Segment Start: DATASET EXTRACT
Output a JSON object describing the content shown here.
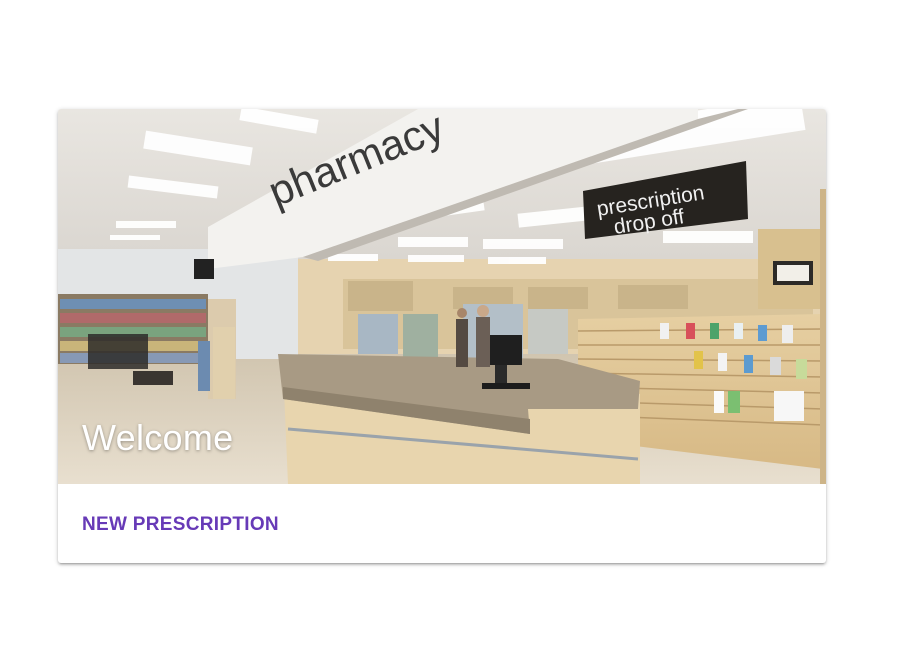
{
  "card": {
    "title": "Welcome",
    "action_label": "NEW PRESCRIPTION"
  },
  "photo": {
    "sign_pharmacy": "pharmacy",
    "sign_dropoff_line1": "prescription",
    "sign_dropoff_line2": "drop off"
  },
  "colors": {
    "accent": "#673ab7",
    "title_text": "#ffffff"
  }
}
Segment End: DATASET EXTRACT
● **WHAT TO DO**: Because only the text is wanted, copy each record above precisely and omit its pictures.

● **THE COMPLETED TASK**:
Output a JSON object describing the content shown here.
{
  "card": {
    "title": "Welcome",
    "action_label": "NEW PRESCRIPTION"
  },
  "photo": {
    "sign_pharmacy": "pharmacy",
    "sign_dropoff_line1": "prescription",
    "sign_dropoff_line2": "drop off"
  },
  "colors": {
    "accent": "#673ab7",
    "title_text": "#ffffff"
  }
}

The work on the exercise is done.